The convoluted religion, the restricted art!
Many hymns in the Rig Veda explain the importance of environment conservation and sustainable development. Humankind is directed under his religious and spiritual obligations to protect and preserve the sanctity and purity of the umbrella of nature that houses birds, animals, reptiles, amphibians and humans in a symbiotic relationship.
Symbolism and Nature
The ancient art is also known for the depiction of the symbolism. For example, a Peepal tree, the Bodhi Tree, marked the enlightenment of Lord Buddha. It was a symbol of the ultimate truth and salvation. The much famed four lions of the lion capital of Asoka elucidate that how motifs of art and sculptures were depicted through animals. Here, a pillar is mounted by four lions in a sitting position facing the four directions. Below them are engravings of a bull, a horse, a lion and an elephant separated by Asoka Chakra or the spoked wheel.
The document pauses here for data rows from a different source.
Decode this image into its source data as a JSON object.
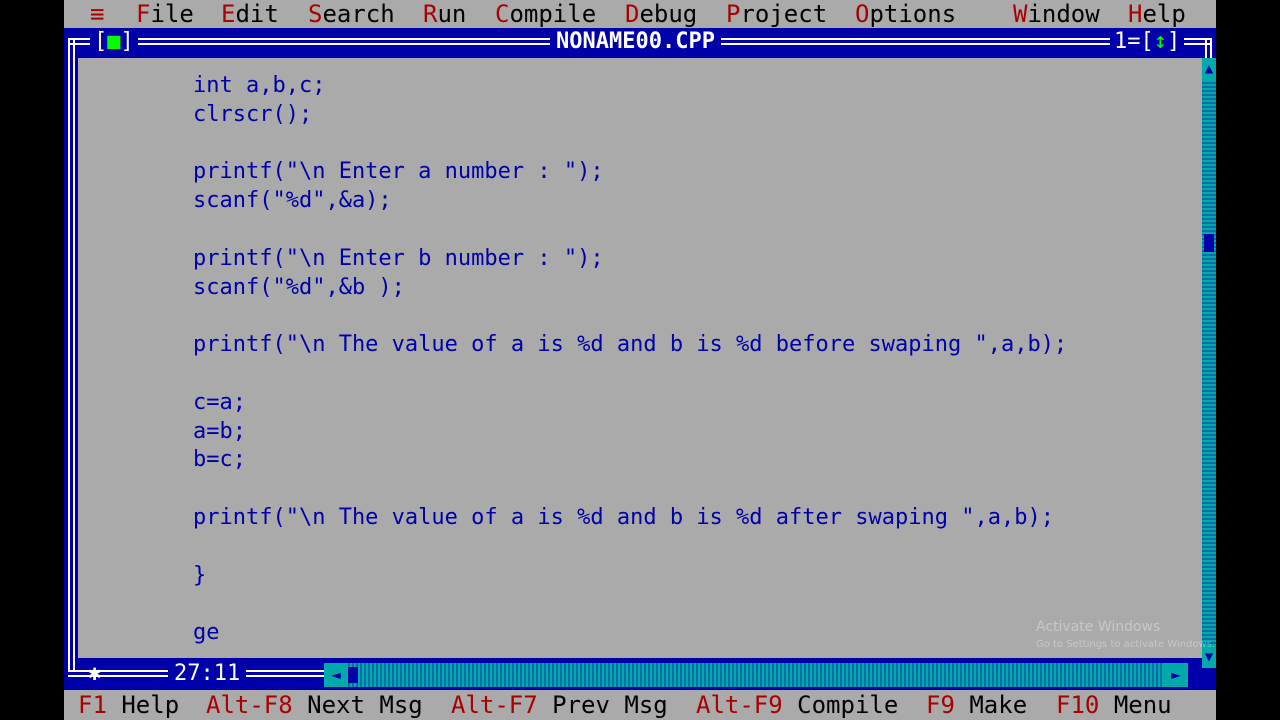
{
  "menubar": {
    "system_glyph": "≡",
    "items": [
      {
        "hot": "F",
        "rest": "ile"
      },
      {
        "hot": "E",
        "rest": "dit"
      },
      {
        "hot": "S",
        "rest": "earch"
      },
      {
        "hot": "R",
        "rest": "un"
      },
      {
        "hot": "C",
        "rest": "ompile"
      },
      {
        "hot": "D",
        "rest": "ebug"
      },
      {
        "hot": "P",
        "rest": "roject"
      },
      {
        "hot": "O",
        "rest": "ptions"
      },
      {
        "hot": "W",
        "rest": "indow"
      },
      {
        "hot": "H",
        "rest": "elp"
      }
    ]
  },
  "window": {
    "title": "NONAME00.CPP",
    "close_left": "[",
    "close_glyph": "■",
    "close_right": "]",
    "number_label": "1=",
    "zoom_left": "[",
    "zoom_glyph": "↕",
    "zoom_right": "]",
    "cursor_position": "27:11",
    "modified_glyph": "✱"
  },
  "code_lines": [
    "int a,b,c;",
    "clrscr();",
    "",
    "printf(\"\\n Enter a number : \");",
    "scanf(\"%d\",&a);",
    "",
    "printf(\"\\n Enter b number : \");",
    "scanf(\"%d\",&b );",
    "",
    "printf(\"\\n The value of a is %d and b is %d before swaping \",a,b);",
    "",
    "c=a;",
    "a=b;",
    "b=c;",
    "",
    "printf(\"\\n The value of a is %d and b is %d after swaping \",a,b);",
    "",
    "}",
    "",
    "ge"
  ],
  "scroll": {
    "up": "▲",
    "down": "▼",
    "left": "◄",
    "right": "►"
  },
  "fkeys": [
    {
      "key": "F1",
      "label": "Help"
    },
    {
      "key": "Alt-F8",
      "label": "Next Msg"
    },
    {
      "key": "Alt-F7",
      "label": "Prev Msg"
    },
    {
      "key": "Alt-F9",
      "label": "Compile"
    },
    {
      "key": "F9",
      "label": "Make"
    },
    {
      "key": "F10",
      "label": "Menu"
    }
  ],
  "watermark": {
    "line1": "Activate Windows",
    "line2": "Go to Settings to activate Windows."
  }
}
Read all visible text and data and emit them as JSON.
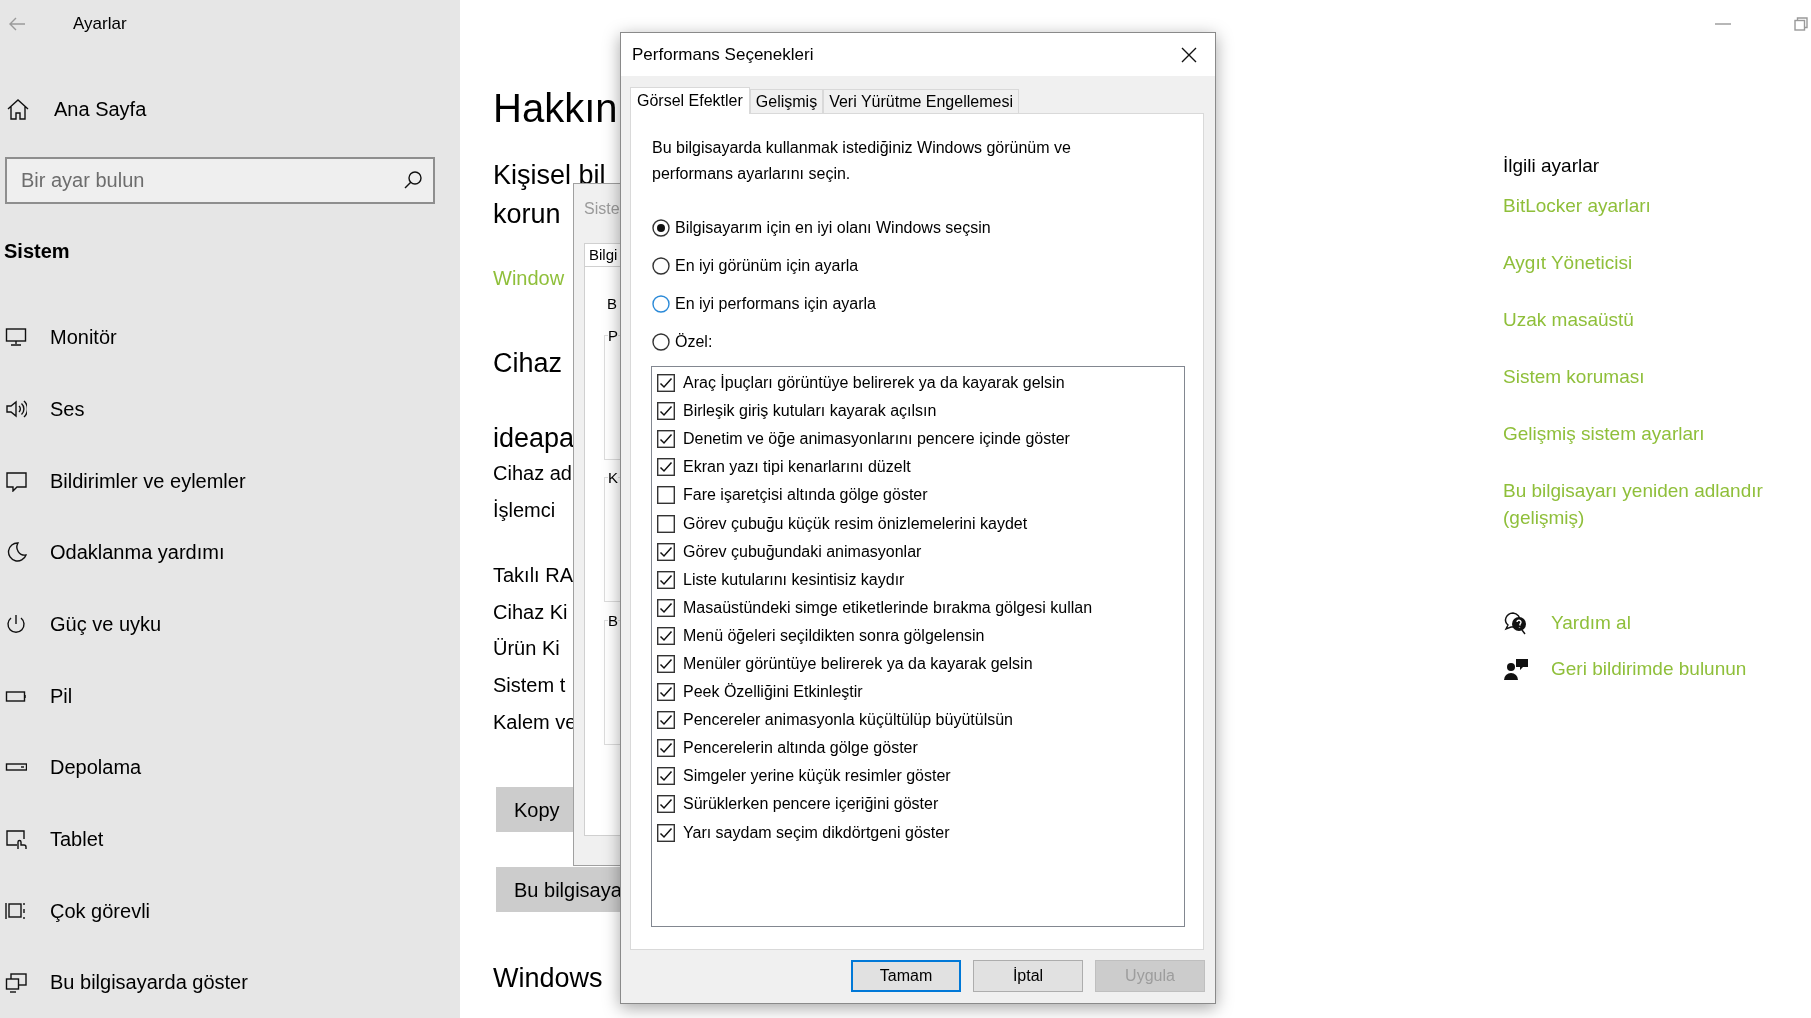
{
  "settings_window": {
    "title": "Ayarlar",
    "home": "Ana Sayfa",
    "search": {
      "placeholder": "Bir ayar bulun"
    },
    "section": "Sistem",
    "nav_items": [
      {
        "label": "Monitör",
        "kind": "monitor"
      },
      {
        "label": "Ses",
        "kind": "sound"
      },
      {
        "label": "Bildirimler ve eylemler",
        "kind": "notifications"
      },
      {
        "label": "Odaklanma yardımı",
        "kind": "focus"
      },
      {
        "label": "Güç ve uyku",
        "kind": "power"
      },
      {
        "label": "Pil",
        "kind": "battery"
      },
      {
        "label": "Depolama",
        "kind": "storage"
      },
      {
        "label": "Tablet",
        "kind": "tablet"
      },
      {
        "label": "Çok görevli",
        "kind": "multitasking"
      },
      {
        "label": "Bu bilgisayarda göster",
        "kind": "project"
      }
    ]
  },
  "about_page": [
    {
      "text": "Hakkın",
      "kind": "title"
    },
    {
      "text": "Kişisel bil",
      "kind": "subtitle"
    },
    {
      "text": "korun",
      "kind": "subtitle"
    },
    {
      "text": "Window",
      "kind": "link"
    },
    {
      "text": "Cihaz",
      "kind": "subtitle"
    },
    {
      "text": "ideapa",
      "kind": "subtitle"
    },
    {
      "text": "Cihaz ad",
      "kind": "text"
    },
    {
      "text": "İşlemci",
      "kind": "text"
    },
    {
      "text": "Takılı RA",
      "kind": "text"
    },
    {
      "text": "Cihaz Ki",
      "kind": "text"
    },
    {
      "text": "Ürün Ki",
      "kind": "text"
    },
    {
      "text": "Sistem t",
      "kind": "text"
    },
    {
      "text": "Kalem ve",
      "kind": "text"
    },
    {
      "text": "Kopy",
      "kind": "button"
    },
    {
      "text": "Bu bilgisaya",
      "kind": "button"
    },
    {
      "text": "Windows",
      "kind": "subtitle"
    }
  ],
  "system_properties_window": {
    "title": "Siste",
    "tab": "Bilgi",
    "texts": [
      "B",
      "P",
      "K",
      "B"
    ]
  },
  "performance_dialog": {
    "title": "Performans Seçenekleri",
    "tabs": [
      {
        "label": "Görsel Efektler",
        "selected": true
      },
      {
        "label": "Gelişmiş",
        "selected": false
      },
      {
        "label": "Veri Yürütme Engellemesi",
        "selected": false
      }
    ],
    "description": "Bu bilgisayarda kullanmak istediğiniz Windows görünüm ve performans ayarlarını seçin.",
    "radios": [
      {
        "label": "Bilgisayarım için en iyi olanı Windows seçsin",
        "selected": true,
        "hovered": false
      },
      {
        "label": "En iyi görünüm için ayarla",
        "selected": false,
        "hovered": false
      },
      {
        "label": "En iyi performans için ayarla",
        "selected": false,
        "hovered": true
      },
      {
        "label": "Özel:",
        "selected": false,
        "hovered": false
      }
    ],
    "effects": [
      {
        "label": "Araç İpuçları görüntüye belirerek ya da kayarak gelsin",
        "checked": true
      },
      {
        "label": "Birleşik giriş kutuları kayarak açılsın",
        "checked": true
      },
      {
        "label": "Denetim ve öğe animasyonlarını pencere içinde göster",
        "checked": true
      },
      {
        "label": "Ekran yazı tipi kenarlarını düzelt",
        "checked": true
      },
      {
        "label": "Fare işaretçisi altında gölge göster",
        "checked": false
      },
      {
        "label": "Görev çubuğu küçük resim önizlemelerini kaydet",
        "checked": false
      },
      {
        "label": "Görev çubuğundaki animasyonlar",
        "checked": true
      },
      {
        "label": "Liste kutularını kesintisiz kaydır",
        "checked": true
      },
      {
        "label": "Masaüstündeki simge etiketlerinde bırakma gölgesi kullan",
        "checked": true
      },
      {
        "label": "Menü öğeleri seçildikten sonra gölgelensin",
        "checked": true
      },
      {
        "label": "Menüler görüntüye belirerek ya da kayarak gelsin",
        "checked": true
      },
      {
        "label": "Peek Özelliğini Etkinleştir",
        "checked": true
      },
      {
        "label": "Pencereler animasyonla küçültülüp büyütülsün",
        "checked": true
      },
      {
        "label": "Pencerelerin altında gölge göster",
        "checked": true
      },
      {
        "label": "Simgeler yerine küçük resimler göster",
        "checked": true
      },
      {
        "label": "Sürüklerken pencere içeriğini göster",
        "checked": true
      },
      {
        "label": "Yarı saydam seçim dikdörtgeni göster",
        "checked": true
      }
    ],
    "buttons": [
      {
        "label": "Tamam",
        "default": true,
        "disabled": false
      },
      {
        "label": "İptal",
        "default": false,
        "disabled": false
      },
      {
        "label": "Uygula",
        "default": false,
        "disabled": true
      }
    ]
  },
  "related_settings": {
    "title": "İlgili ayarlar",
    "links": [
      "BitLocker ayarları",
      "Aygıt Yöneticisi",
      "Uzak masaüstü",
      "Sistem koruması",
      "Gelişmiş sistem ayarları",
      "Bu bilgisayarı yeniden adlandır (gelişmiş)"
    ]
  },
  "support_links": [
    {
      "label": "Yardım al",
      "kind": "help"
    },
    {
      "label": "Geri bildirimde bulunun",
      "kind": "feedback"
    }
  ]
}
Therefore, in one way or the other, the message of environment conservatism reverberated in Indian Paintings. With the yielding perseverance of conscious artists, the issue is getting its due from the community of painters and artists.
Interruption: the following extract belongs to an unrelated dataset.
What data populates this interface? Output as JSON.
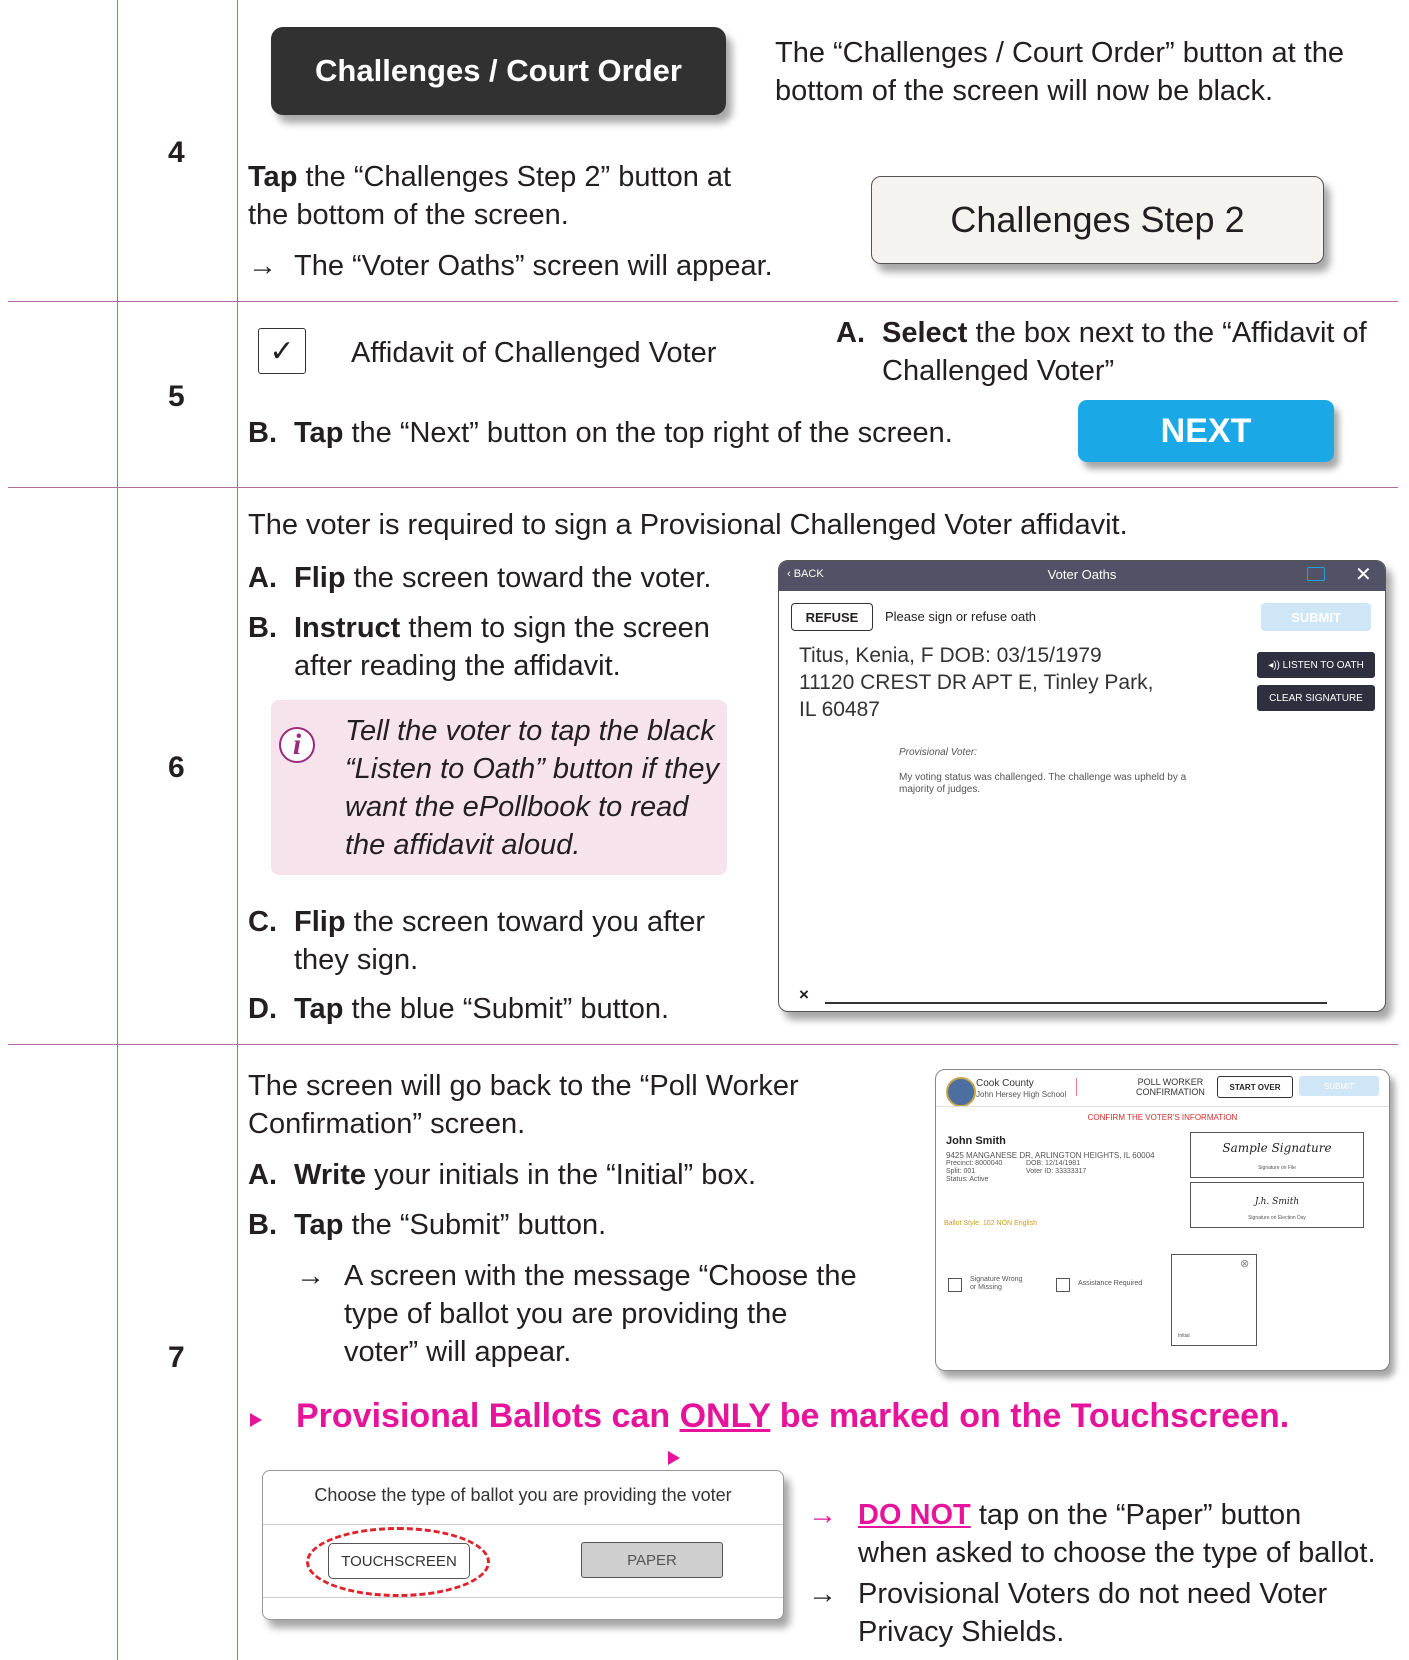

What is the community of artists doing?
Workshops and seminars are conducted now and then to launch the crusade for fixing the deteriorating condition of the earth. One such two-day event named DakshinaChitra was organized at Chennai in the year 2017 by Neeta Omprakash and Kathryn Myers for spreading awareness and sensitizing the participants about the environment through the medium of Indian art.
The event was attended by many socialists, artists, industrialists, eminent orators from another profession like Ravi Aggarwal who is a painter, photographer, art curator, author, and a known environmentalist, Ravi Agarwal, Maya Kovskaya, Parvathi Nayar, Veer Munshi, Lina Vincent Sunish, and Neeta Omprakash.
Among several events at the seminar, one of them was the screening of Before the Floods and exhibitions were launched. The most immersive act was the heritage walk that was conceptualized and led by Chithra Madhavan. She is a renowned historian who specializes in temples.
The organizers greeted the attendees with a welcome speech. The stage was taken over by Benny Kuriakose who works as a conservation architect. His words gave deep insight into the developments in the conservation of architecture and heritage through sustainable practices. According to him the degradation of natural surroundings and that of monuments is the result of the insensitive nature of tourists and mismanagement and miscommunication amongst the administrative officials in the tourism and monument conservation department of the government.
Another speech by Krishnaraj Chonat emphasized on triggering emotions, expressing ideas, and making a mark by titillating olfaction through paintings. This could create a bond between the spectator and the artwork and would leave a vehement impression. He said that the new media art doesn’t offer that sense of satisfaction and anticipation that is provided by contemporary art.
The audience was visibly taken aback by the arguments propounded by Charmi Gada Shah. She intertwined the art of architecture, subconscious realms of memories and reconstruction of places. She informed me that many places have been rotting slowly in the tides of time because of neglect and abandonment.
She revisits, reconstructs, and creates mapping images of the long lost places that have borne the lashes of time. Her purpose was to weave the relation of people’s memories with spaces that they have leftover time.